§ Assigned task: Look through the data that follows and say how many of its lines contain "date", giving the number only.

** Records supplied follows **

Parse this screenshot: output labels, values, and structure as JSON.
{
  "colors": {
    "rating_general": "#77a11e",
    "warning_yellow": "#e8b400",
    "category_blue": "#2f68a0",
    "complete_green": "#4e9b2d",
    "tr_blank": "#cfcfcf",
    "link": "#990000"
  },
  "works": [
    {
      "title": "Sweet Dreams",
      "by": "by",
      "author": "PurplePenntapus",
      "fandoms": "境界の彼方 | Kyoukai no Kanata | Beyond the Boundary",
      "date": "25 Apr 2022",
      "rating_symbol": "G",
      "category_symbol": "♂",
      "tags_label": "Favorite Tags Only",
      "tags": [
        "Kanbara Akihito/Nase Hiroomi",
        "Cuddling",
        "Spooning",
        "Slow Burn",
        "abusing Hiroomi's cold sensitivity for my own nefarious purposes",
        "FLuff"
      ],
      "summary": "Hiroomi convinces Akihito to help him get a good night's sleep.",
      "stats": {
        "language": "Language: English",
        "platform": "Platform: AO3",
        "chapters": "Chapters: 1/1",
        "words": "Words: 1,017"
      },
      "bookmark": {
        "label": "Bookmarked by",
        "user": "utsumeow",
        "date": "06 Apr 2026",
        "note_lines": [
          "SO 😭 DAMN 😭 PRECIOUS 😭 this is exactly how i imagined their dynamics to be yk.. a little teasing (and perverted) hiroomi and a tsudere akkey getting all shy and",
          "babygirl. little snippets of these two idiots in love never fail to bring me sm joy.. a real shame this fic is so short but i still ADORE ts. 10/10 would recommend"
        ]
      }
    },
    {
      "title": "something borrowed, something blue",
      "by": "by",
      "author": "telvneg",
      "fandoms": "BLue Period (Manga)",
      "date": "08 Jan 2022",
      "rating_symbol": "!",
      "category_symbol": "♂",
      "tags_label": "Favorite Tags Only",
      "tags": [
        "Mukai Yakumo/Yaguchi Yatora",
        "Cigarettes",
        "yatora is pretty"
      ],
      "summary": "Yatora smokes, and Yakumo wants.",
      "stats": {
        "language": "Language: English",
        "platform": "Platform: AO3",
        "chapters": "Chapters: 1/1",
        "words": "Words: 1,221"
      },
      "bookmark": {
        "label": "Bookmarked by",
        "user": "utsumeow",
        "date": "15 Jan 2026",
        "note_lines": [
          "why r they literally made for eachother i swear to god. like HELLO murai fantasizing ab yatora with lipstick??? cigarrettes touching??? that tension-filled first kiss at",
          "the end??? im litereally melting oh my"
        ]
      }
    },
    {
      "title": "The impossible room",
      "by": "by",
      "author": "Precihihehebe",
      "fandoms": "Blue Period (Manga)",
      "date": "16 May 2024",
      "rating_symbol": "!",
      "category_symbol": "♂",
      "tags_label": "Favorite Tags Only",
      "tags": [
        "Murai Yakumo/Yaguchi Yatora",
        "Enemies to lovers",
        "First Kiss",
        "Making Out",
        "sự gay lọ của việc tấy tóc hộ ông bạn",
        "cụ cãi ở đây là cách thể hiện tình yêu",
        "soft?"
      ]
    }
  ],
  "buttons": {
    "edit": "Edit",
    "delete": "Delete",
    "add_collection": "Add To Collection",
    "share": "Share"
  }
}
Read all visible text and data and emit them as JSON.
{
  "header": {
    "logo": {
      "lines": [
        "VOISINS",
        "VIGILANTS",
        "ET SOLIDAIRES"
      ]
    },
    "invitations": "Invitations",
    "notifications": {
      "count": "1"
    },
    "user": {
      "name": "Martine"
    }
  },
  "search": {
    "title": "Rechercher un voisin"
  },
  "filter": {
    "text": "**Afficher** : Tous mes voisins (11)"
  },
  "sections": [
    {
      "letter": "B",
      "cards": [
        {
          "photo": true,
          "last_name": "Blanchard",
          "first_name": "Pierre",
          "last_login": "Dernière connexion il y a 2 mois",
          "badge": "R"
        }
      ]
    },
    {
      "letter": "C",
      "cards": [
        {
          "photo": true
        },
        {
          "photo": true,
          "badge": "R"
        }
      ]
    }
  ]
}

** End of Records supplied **

§ Solution: 5